Professor Jennifer Freyd, who founded the Centre for Institutional Courage, explains the phenomena of betrayal blindness which is what happens when someone can’t (or won’t) see the evidence of betrayal or abuse that is staring them in the face, because of what it would cost them to recognize it and act upon it; and institutional betrayal which is where an organization betrays people who rely upon it to take care of their wellbeing.
Freyd points out that organisations with a clear sense of belonging tend to “other” anyone making an allegation and so cast doubt on the truth of their reports. Another common reaction is a persistent “not knowing” that conveniently maintains unawareness of injustices where this knowledge would be threatening to an office-holder or institution’s well-being.
Victims and whistle blowers in religious settings, may experience negative repercussions for reporting or amplifying reports of abuse, such as being smeared as “gossips” or being tagged as untrustworthy or even unstable. An Executive Committee member of the SBC labelled survivor advocate Christa Brown “a person of no integrity.” Freyd also warns that we watch out for DARVO. The perpetrator may Deny the behaviour, Attack the individual doing the confronting, and Reverse the roles of Victim and Offender such that the perpetrator assumes the victim role and turns the true victim - or the whistle blower - into an alleged offender.
Knowing these signs and acting upon them is the beginning of resisting toxic and damaging institutional patterns.
Where the church in its institutional forms has been found to have failed miserably, is there any hope for people of faith who care about the abuse of God’s children? I find that there is strange hope in the words of Jesus Christ: “If anyone causes one of these little ones to stumble, it would be better for them to have a large millstone hung around their neck and to be drowned in the depths of the sea.”
The suffering of “the little ones” matters to God at a profound level.

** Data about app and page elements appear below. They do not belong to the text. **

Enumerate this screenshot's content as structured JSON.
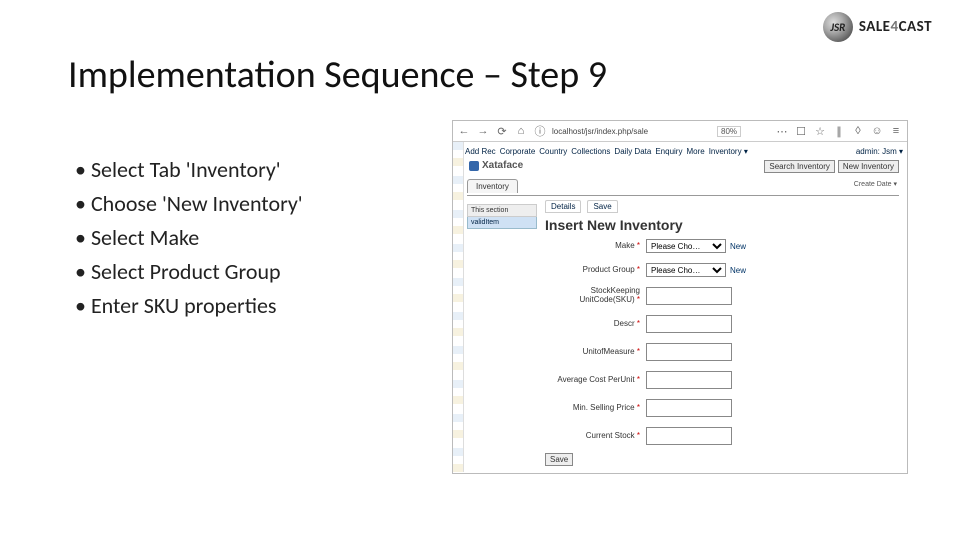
{
  "logo": {
    "ball": "JSR",
    "brand_bold": "SALE",
    "brand_grey": "4",
    "brand_rest": "CAST"
  },
  "title": "Implementation Sequence – Step 9",
  "bullets": [
    "Select Tab 'Inventory'",
    "Choose 'New Inventory'",
    "Select Make",
    "Select Product Group",
    "Enter SKU properties"
  ],
  "shot": {
    "url": "localhost/jsr/index.php/sale",
    "zoom": "80%",
    "nav": [
      "Add Rec",
      "Corporate",
      "Country",
      "Collections",
      "Daily Data",
      "Enquiry",
      "More",
      "Inventory ▾"
    ],
    "admin": "admin: Jsm ▾",
    "createdby": "Create Date ▾",
    "brand": "Xataface",
    "search_btn": "Search Inventory",
    "new_btn": "New Inventory",
    "tab": "Inventory",
    "left_hdr": "This section",
    "left_item": "validItem",
    "subtabs": [
      "Details",
      "Save"
    ],
    "form_title": "Insert New Inventory",
    "fields": {
      "make": {
        "label": "Make",
        "value": "Please Cho…",
        "link": "New"
      },
      "pg": {
        "label": "Product Group",
        "value": "Please Cho…",
        "link": "New"
      },
      "sku": "StockKeeping UnitCode(SKU)",
      "descr": "Descr",
      "uom": "UnitofMeasure",
      "cost": "Average Cost PerUnit",
      "price": "Min. Selling Price",
      "stock": "Current Stock"
    },
    "save": "Save"
  }
}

According to Christ, ultimate accountability is coming, it is unavoidable, and it’s an outworking of love. The promised judgement of evil underscores the value of the victim and offers a profound assurance for all who suffer that a loving God will hold the wicked to account, even when human institutions fail.
But this framework of judgement and justice ought also to be reflected in our commitments to each other today within faith communities. We must welcome transparency, accountability and oversight by external authorities. If we willingly embrace this path, it will reflect an honest appraisal of the possibility of evil within our own camps and the necessity of a proper response to what is revealed. It would also demonstrate a healthy theological appreciation of our own human capacity to sin, and to self-deceive.
As we look at what is happening amongst the Southern Baptists in America we would be foolish to think that abuse is not a problem here. A reckoning is coming, and it’s time for some tables to be overturned in our churches and institutions. The pursuit of power, the protection of assets, or the insinuations of lawyers and insurers that there is a ‘greater good’ than bringing the truth—however uncomfortable—into the light, be damned. Those who experienced danger in a place where they rightly expected to find safety are raising their voices. May they find in Christ one who prizes “the little ones” and one who will put down the mighty from their seats, and exalt them of low degree.
Dr Amy Orr-Ewing is Honorary Lecturer at the University of Aberdeen School of Divinity